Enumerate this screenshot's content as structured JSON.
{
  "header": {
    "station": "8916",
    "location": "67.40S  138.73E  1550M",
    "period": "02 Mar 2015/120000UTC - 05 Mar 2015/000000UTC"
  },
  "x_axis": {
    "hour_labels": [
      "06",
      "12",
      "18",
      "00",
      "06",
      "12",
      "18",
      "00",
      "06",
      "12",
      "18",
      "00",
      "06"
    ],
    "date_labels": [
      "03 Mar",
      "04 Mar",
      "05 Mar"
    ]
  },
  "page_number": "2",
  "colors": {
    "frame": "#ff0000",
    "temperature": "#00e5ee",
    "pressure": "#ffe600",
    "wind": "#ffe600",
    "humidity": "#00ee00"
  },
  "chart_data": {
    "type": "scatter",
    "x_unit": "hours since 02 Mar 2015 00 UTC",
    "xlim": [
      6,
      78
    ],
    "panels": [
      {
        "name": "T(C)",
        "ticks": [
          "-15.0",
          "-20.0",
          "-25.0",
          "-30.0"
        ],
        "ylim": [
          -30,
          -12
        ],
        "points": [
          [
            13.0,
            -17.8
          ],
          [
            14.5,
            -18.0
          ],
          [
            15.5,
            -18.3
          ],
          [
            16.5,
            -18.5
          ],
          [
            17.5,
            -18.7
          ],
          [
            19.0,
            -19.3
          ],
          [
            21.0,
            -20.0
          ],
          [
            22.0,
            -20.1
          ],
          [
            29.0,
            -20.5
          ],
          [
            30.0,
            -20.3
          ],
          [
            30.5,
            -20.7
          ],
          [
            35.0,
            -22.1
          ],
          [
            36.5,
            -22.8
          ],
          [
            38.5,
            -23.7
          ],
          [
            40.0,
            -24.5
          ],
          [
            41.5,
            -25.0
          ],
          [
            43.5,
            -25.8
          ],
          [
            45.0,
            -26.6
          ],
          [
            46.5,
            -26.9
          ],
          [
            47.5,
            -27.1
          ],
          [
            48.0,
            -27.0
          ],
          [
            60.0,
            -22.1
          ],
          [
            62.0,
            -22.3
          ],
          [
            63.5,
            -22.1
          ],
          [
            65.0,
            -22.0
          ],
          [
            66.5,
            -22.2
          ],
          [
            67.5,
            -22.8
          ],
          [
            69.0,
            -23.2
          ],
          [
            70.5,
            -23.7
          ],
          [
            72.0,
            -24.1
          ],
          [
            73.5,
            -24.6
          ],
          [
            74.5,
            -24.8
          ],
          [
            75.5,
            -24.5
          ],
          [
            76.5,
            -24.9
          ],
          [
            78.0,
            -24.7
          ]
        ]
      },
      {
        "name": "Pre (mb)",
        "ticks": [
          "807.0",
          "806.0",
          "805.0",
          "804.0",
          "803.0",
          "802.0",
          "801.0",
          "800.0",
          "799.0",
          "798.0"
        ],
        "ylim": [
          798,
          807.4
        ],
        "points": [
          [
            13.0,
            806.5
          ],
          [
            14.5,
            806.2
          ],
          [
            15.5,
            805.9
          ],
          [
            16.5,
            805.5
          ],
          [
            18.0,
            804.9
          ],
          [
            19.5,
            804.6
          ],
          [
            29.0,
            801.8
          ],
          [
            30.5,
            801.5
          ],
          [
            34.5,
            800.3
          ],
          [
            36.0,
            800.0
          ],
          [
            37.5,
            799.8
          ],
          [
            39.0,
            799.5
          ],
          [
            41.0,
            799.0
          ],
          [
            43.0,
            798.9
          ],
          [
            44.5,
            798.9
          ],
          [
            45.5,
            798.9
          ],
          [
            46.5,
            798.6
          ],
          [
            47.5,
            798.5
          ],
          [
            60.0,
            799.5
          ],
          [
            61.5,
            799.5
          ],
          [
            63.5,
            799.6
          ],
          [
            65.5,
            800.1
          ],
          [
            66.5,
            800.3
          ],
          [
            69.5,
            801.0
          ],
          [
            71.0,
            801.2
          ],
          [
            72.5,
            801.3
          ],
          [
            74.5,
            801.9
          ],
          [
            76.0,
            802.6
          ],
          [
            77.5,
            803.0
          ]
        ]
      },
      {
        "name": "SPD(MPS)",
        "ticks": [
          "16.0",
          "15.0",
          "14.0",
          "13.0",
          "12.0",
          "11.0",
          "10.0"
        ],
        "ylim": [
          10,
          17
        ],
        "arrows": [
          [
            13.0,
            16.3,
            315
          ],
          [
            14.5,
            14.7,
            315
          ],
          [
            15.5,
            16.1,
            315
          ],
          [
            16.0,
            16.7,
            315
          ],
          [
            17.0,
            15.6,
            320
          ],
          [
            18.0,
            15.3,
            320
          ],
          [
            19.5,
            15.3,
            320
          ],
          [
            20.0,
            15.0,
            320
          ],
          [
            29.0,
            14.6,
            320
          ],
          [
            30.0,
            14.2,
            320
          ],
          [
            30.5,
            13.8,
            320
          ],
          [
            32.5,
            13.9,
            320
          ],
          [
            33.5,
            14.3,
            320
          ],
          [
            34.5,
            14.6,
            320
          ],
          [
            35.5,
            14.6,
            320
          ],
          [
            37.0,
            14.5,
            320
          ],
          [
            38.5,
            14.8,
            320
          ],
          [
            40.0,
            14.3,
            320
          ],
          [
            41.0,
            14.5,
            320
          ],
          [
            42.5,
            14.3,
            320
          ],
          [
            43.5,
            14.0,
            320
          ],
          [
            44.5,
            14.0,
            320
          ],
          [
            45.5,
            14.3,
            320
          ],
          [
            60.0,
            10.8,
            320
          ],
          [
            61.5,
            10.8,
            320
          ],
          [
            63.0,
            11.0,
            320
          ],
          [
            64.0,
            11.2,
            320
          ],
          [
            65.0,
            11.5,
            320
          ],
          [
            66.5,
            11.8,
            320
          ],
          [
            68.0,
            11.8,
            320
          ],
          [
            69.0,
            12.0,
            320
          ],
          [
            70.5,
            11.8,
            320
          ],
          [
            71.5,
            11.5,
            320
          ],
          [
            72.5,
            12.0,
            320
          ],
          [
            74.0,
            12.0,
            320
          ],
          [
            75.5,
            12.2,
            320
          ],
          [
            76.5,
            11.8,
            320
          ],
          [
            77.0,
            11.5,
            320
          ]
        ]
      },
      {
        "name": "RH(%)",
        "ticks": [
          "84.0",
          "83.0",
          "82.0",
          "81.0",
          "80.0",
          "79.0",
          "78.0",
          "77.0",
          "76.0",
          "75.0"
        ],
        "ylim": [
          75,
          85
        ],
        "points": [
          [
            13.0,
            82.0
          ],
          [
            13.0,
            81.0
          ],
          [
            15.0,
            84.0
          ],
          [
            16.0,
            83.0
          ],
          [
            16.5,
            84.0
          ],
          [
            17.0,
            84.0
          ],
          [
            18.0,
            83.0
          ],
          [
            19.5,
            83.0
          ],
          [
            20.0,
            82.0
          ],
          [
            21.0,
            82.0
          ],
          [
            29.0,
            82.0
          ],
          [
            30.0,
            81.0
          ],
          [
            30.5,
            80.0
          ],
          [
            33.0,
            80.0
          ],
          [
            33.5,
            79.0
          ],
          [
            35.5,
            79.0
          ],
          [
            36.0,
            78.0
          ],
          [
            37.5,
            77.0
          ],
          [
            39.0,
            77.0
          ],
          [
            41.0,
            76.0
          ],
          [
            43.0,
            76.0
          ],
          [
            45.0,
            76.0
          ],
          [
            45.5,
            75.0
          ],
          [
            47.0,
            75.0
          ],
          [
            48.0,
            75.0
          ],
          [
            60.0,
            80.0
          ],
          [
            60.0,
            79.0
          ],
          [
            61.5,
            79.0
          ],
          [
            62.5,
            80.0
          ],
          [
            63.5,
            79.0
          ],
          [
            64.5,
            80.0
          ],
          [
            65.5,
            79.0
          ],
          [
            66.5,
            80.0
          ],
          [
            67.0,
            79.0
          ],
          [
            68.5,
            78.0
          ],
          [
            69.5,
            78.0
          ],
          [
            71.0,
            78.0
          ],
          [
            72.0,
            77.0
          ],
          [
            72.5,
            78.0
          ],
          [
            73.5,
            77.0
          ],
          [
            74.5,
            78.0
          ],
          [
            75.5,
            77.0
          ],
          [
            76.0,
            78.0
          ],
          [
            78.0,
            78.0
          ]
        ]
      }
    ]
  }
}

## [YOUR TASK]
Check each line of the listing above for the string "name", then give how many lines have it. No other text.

## [EXERCISE RESULT]
4